A Catskill Catalog: May 27, 2009

I have been thinking a lot about culture lately. Not culture like opera and poetry and art museums – the high culture that we think of when we use the word to describe refined taste, as in “Jacqueline Onassis was a cultured woman.”
No, I’ve been thinking about culture in the way sociologists use the word: the way of life of a people. Maybe, what got me thinking about culture was the column I wrote a couple weeks ago about quilting. After all, the patchwork quilt has been, for the past 30 years or so, the operative metaphor for America’s cultural mosaic. (Another metaphor!)
When I was in school, America was described by my social studies teachers as a melting pot. Immigrants came to this country immersed in the culture of the old world, the culture of southern Italy, or the Yiddish-speaking Pale, or Ireland, or China, or any one of a hundred other regions. Soon, they were melded into Americans in the melting pot of America, dripping-off their old-world ways to emerge “culturally American,”
The turmoil of the 1960s destroyed that metaphor. The melting pot failed as a symbol because it failed to recognize that people became Americans while holding on to their own heritage. The Civil Rights movement morphed into Black Power and Black Pride. Cultural identity became important. We needed a new symbol for the variety of American life, the diversity of American communities.

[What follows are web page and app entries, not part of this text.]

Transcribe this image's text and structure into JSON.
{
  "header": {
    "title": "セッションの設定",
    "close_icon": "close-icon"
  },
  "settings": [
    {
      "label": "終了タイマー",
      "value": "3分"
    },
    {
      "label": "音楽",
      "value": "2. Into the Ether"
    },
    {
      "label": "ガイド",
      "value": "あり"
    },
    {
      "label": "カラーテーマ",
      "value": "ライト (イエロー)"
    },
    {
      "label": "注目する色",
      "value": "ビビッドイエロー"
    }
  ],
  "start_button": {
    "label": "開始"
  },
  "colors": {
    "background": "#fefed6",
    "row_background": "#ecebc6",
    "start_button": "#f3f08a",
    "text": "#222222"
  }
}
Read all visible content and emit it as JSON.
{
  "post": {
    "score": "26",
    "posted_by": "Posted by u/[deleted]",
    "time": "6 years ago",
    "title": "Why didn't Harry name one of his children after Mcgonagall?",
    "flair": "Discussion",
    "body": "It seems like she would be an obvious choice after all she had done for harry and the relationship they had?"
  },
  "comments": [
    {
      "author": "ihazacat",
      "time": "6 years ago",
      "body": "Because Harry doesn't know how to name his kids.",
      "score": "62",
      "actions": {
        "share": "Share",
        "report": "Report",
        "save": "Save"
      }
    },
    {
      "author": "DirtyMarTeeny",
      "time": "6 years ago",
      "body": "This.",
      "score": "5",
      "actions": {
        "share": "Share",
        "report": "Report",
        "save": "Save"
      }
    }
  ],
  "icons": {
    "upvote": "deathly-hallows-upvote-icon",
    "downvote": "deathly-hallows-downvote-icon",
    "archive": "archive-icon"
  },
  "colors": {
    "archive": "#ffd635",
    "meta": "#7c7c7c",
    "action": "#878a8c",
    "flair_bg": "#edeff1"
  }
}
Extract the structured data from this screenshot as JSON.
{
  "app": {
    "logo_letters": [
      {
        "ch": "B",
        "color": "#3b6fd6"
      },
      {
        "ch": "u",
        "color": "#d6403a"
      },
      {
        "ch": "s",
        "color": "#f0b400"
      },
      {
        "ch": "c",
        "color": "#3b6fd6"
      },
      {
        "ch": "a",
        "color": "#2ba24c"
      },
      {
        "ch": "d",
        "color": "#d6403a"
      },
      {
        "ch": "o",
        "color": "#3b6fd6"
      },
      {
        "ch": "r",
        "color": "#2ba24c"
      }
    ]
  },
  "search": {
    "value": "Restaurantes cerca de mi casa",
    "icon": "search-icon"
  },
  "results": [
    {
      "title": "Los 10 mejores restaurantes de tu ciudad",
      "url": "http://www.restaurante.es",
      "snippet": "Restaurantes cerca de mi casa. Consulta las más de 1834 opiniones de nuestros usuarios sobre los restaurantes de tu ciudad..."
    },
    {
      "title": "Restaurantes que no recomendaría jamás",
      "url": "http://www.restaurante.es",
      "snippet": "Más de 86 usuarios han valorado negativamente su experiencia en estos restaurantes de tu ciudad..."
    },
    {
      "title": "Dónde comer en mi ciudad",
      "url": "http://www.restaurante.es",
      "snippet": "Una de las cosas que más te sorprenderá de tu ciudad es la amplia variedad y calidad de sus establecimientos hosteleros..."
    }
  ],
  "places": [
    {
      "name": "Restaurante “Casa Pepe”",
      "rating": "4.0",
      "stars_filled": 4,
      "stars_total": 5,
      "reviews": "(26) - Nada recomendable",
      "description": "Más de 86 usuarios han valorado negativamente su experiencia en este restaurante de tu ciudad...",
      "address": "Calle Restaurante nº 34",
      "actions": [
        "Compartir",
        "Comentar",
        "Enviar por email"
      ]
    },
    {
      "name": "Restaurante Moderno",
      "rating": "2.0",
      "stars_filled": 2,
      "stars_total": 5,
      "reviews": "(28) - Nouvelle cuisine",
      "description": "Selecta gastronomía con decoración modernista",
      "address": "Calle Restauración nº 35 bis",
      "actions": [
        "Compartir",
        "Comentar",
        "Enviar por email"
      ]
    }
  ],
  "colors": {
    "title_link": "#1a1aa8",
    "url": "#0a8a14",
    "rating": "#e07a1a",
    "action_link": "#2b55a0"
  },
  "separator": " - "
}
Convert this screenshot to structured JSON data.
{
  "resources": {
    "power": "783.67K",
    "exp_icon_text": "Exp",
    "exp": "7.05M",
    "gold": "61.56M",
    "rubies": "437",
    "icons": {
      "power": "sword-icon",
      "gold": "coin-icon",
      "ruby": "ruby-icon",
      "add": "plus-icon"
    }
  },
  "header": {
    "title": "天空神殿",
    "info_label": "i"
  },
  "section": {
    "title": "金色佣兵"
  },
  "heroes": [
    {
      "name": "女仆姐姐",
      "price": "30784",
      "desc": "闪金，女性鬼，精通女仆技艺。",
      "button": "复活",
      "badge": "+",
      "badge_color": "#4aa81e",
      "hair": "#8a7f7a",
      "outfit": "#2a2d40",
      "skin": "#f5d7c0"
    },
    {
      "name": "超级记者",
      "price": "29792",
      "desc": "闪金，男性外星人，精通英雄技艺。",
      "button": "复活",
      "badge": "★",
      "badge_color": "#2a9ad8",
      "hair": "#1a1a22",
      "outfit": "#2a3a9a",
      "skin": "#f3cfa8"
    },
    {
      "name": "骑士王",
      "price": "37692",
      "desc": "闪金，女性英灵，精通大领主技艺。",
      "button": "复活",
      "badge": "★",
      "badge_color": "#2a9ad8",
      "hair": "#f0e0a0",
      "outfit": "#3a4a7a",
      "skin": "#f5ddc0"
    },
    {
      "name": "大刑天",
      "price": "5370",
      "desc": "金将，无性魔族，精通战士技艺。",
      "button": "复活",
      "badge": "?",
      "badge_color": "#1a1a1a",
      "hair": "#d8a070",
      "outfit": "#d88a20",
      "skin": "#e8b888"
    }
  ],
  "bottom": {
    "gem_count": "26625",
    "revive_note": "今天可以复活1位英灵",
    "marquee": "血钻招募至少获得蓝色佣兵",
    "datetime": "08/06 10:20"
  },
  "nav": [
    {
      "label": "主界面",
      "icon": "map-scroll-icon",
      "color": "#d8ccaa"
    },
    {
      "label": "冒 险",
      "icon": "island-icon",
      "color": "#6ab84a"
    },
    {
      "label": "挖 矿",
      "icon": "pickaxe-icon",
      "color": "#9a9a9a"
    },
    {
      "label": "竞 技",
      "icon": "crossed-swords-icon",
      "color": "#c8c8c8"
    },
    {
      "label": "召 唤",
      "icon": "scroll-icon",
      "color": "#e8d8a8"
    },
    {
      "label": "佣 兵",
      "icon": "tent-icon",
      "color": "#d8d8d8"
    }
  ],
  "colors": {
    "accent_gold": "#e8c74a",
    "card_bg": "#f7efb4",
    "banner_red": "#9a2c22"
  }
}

The patchwork quilt was perfect. Quilting is a quintessentially American art form. The quilt itself is a single, unified thing, a unity that could stand for our national unity. But the patches! Each diverse and different piece of fabric that makes a patchwork quilt has its own identity, just as each cultural community in America maintains its own identity. The symbol works.
Here in the Catskills, the patchwork quilt of American communities and cultures is alive and celebrated. The Borscht Belt of Sullivan County, while not as vibrant as it once was, continues to be a center of American Jewish culture. East Durham, in Greene County, known locally as Little Ireland, boasts the Michael J. Quill Irish Culture and Sports Center. The German-American Club of the Northern Catskills meets monthly in Arkville and sponsors an annual Oktoberfest.
Sometimes cultures and communities that were once unrecognized and uncelebrated emerge with a new sense of pride and confidence. A new documentary video celebrates the Catskills’ Mexican-American community, a community that stepped out recently to sponsor its own Cinco de Mayo festival.
A vibrant Gay, Lesbian, Bisexual, and Transgendered Community makes our mountains a more interesting place to live. Diversity is good.
Yet, with all this cultural diversity and recognition, it is ironic, and sad, that one American culture seems often invisible, even on its home turf. That is the Mountain Culture that is indigenous to the Catskills. It is time we paid attention.
When I came to the Catskills, 38 years ago, I was part of a substantial migration of young people, who, in the midst of the cultural upheaval of the ’60s and early ’70s, were looking for a new way of life in the mountains, a way of life that would be more authentic and rooted and genuine than - it seemed to us - the empty and phony suburban ethos from which we fled. We found that way of life, that culture, here, among rural people, mountain people whose sense of place and family and community seemed more real to us than the materialism and consumerism that seemed to mar urbane life.
Recently, The New York Post listed Andes as number 38 in its series of 100 destinations within six hours of New York City. The Post describes Andes as “funky” and “shabby chic.” It says “gentrification has begun making inroads here” and notes that “there’s a strikingly cosmopolitan air to some of the businesses here.”
Now, I love the little shops and galleries that have opened in the last few years in Andes and many of our other mountain towns. Our area needs the economic development that new businesses represent. And new residents, both full and part-time, enrich our communities. But, I fear that “gentrification” submerges Mountain Culture, makes marginal the very way of life that makes the Catskills special, authentic, genuine, and real.
After all, gentrification means “to renovate and improve (especially a house or district) so that it conforms to middle-class tastes; to make more refined or dignified” (Oxford Dictionary).
The Mountain Culture that was here before we got here has all the dignity that it needs. That Mountain Culture requires no further refinement, and, certainly, won’t be improved by conformity to middle-class taste. Whenever we may have arrived in the mountains, we came, not just for the pristine natural surroundings, but also for a little more sanity than the fast-paced, rat-race metropolitan world allows.
That sanity is right here, an integral part of Mountain Culture. It is the hallmark of a people who feel a sense of place, who live connected to the land, who value community and family above ideas and things, who live in the present guided by a living past, who combine faith and work and honesty and openness into a way of life with feet firmly planted on the ground, this ground.
All we have to do is look, listen, recognize, and respect.